Records:
····················

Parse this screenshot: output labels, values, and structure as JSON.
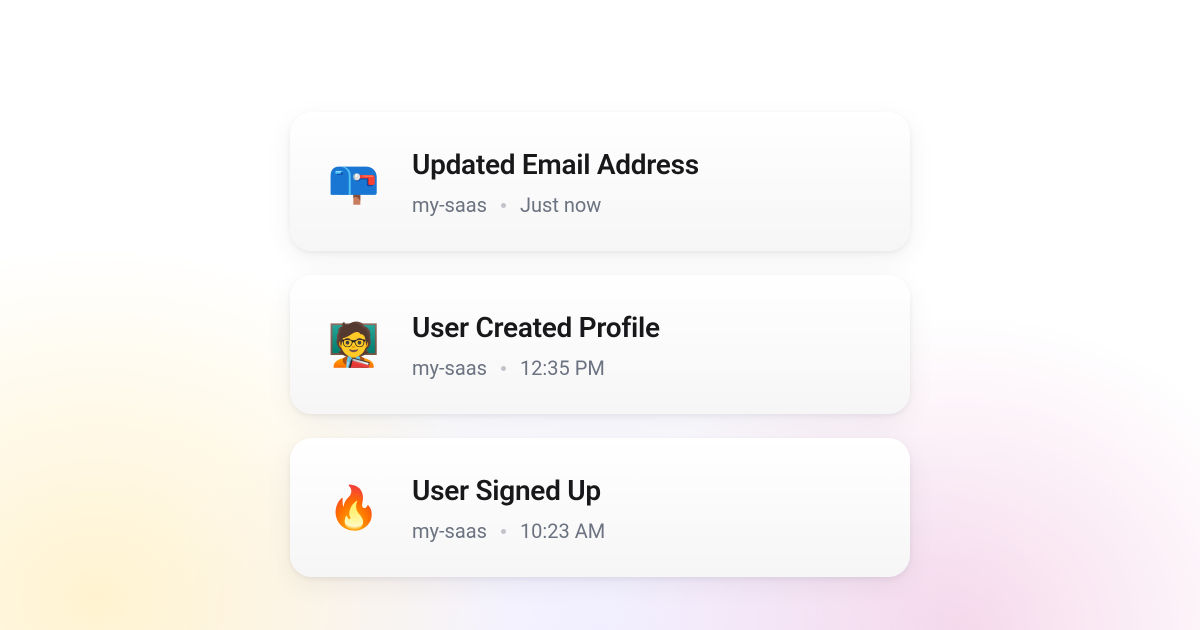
{
  "events": [
    {
      "emoji": "📪",
      "title": "Updated Email Address",
      "source": "my-saas",
      "time": "Just now"
    },
    {
      "emoji": "🧑‍🏫",
      "title": "User Created Profile",
      "source": "my-saas",
      "time": "12:35 PM"
    },
    {
      "emoji": "🔥",
      "title": "User Signed Up",
      "source": "my-saas",
      "time": "10:23 AM"
    }
  ]
}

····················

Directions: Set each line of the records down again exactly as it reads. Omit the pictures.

Result:
Parse this screenshot: output labels, values, and structure as JSON.
{
  "events": [
    {
      "emoji": "📪",
      "title": "Updated Email Address",
      "source": "my-saas",
      "time": "Just now"
    },
    {
      "emoji": "🧑‍🏫",
      "title": "User Created Profile",
      "source": "my-saas",
      "time": "12:35 PM"
    },
    {
      "emoji": "🔥",
      "title": "User Signed Up",
      "source": "my-saas",
      "time": "10:23 AM"
    }
  ]
}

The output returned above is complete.